by Lisa Bullard
I think road-tripping together should be a requirement for every couple contemplating life partnership. There are few other circumstances that allow you to so quickly learn about how someone navigates through life.
Would you rather plan the whole trip in advance, or just get in the car and drive? Do you stop and ask for directions, or go ahead and get lost? Hotel room or camper? Talk radio or hip hop? Speed limit or speedster? Healthy or unhealthy foods? Good tipper or bad?
Riding together tells me almost everything I need to know about a person.
So does writing together. In fact, one of the quickest tricks I have for getting to know a new group of students is to pose a “would you rather…?” writing prompt for them.
For example, I might prompt: “If you had to choose, would you rather have the power of invisibility, or ﬂight?” Then I’ll ask them to write about their choice for ten minutes. Here’s what I’ve found:
“Invisibility” kids often worry that things are being kept from them, that there are important secrets they don’t know. Sometimes they love being sneaky. Sometimes they want to become invisible to bullies. Invisibility can be about revenge, or power, or compiling information.
“Flight” kids often crave freedom. They sense that they don’t know enough about the world. Sometimes they feel superior. Sometimes they crave escape. Flight can be about expanding their horizons, or seeing a different point of view, or pushing themselves beyond the limits.
In other words, by writing out an answer to this one simple question, students end up telling me an enormous amount about who they are and what they want from the world.
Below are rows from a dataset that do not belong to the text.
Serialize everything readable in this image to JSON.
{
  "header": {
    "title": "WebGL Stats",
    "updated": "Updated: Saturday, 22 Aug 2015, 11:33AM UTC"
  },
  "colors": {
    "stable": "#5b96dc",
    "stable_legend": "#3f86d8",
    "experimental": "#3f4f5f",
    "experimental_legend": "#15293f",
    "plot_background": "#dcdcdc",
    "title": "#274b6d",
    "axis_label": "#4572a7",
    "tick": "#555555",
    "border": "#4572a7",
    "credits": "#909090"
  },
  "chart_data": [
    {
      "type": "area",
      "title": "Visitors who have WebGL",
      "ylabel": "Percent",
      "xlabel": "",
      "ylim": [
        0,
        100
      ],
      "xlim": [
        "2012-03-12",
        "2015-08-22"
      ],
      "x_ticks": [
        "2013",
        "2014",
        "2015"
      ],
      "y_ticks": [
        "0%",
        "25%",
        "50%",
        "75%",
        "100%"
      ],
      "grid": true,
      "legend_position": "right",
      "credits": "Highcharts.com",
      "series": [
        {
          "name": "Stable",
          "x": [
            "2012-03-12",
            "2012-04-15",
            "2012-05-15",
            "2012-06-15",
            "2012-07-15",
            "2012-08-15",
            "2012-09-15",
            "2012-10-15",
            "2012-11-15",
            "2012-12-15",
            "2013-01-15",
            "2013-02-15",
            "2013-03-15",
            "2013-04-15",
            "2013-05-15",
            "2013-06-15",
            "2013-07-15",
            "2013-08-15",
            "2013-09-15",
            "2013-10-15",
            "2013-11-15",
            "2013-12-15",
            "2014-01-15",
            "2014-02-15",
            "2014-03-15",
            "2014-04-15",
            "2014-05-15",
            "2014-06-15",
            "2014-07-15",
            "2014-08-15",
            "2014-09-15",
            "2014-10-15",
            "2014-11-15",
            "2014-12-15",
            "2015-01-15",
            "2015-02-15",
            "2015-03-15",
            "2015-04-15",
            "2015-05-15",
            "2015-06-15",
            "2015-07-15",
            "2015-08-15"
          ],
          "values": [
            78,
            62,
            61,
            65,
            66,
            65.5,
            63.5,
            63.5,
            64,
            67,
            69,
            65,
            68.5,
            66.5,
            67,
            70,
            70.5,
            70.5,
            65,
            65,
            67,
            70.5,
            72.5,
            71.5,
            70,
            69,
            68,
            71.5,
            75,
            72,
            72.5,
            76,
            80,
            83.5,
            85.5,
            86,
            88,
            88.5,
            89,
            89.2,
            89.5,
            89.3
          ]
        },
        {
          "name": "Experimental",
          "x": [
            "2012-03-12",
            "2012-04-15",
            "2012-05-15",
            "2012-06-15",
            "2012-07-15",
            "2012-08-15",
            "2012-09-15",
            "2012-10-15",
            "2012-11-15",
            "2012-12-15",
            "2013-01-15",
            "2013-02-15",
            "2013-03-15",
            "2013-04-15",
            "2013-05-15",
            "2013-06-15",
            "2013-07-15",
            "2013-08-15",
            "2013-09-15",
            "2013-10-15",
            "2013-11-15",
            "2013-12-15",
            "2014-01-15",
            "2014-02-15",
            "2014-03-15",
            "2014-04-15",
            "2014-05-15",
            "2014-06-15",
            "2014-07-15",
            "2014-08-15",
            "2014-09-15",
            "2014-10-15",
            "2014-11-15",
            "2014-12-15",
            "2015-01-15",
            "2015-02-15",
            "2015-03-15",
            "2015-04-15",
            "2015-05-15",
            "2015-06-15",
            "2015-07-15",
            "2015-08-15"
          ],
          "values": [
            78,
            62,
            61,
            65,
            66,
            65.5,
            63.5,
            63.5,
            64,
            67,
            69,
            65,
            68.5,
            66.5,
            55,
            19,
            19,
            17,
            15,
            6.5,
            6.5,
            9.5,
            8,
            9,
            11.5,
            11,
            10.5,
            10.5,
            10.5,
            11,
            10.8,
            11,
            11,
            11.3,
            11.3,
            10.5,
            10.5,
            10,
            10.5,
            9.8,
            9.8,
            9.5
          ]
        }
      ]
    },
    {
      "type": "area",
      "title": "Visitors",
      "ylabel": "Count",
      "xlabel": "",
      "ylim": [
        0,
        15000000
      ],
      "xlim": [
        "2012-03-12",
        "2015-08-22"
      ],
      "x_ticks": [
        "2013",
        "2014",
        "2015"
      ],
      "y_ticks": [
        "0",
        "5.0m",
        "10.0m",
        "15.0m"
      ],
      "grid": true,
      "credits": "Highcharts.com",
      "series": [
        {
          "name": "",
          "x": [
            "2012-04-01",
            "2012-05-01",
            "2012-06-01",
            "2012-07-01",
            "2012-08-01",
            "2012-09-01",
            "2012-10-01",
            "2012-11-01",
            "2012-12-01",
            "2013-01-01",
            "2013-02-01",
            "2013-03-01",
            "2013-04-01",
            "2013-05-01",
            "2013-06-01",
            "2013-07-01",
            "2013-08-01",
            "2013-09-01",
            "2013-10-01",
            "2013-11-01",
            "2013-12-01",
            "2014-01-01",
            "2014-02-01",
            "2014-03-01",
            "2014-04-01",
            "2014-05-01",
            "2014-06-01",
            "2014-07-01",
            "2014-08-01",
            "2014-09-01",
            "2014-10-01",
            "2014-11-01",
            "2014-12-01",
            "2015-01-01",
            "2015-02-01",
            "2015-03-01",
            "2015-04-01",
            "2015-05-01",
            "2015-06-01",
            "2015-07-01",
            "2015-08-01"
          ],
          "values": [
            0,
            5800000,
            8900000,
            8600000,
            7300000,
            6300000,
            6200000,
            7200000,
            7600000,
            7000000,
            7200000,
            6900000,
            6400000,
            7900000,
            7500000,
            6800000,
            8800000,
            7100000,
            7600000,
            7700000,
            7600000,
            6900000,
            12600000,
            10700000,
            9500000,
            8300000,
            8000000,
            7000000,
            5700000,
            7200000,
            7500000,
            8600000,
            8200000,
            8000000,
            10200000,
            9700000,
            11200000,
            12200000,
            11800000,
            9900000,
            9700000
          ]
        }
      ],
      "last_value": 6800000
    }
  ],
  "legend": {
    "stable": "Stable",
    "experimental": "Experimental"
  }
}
Would you rather go east or west? Think carefully: your answer might tell me more than you could ever guess.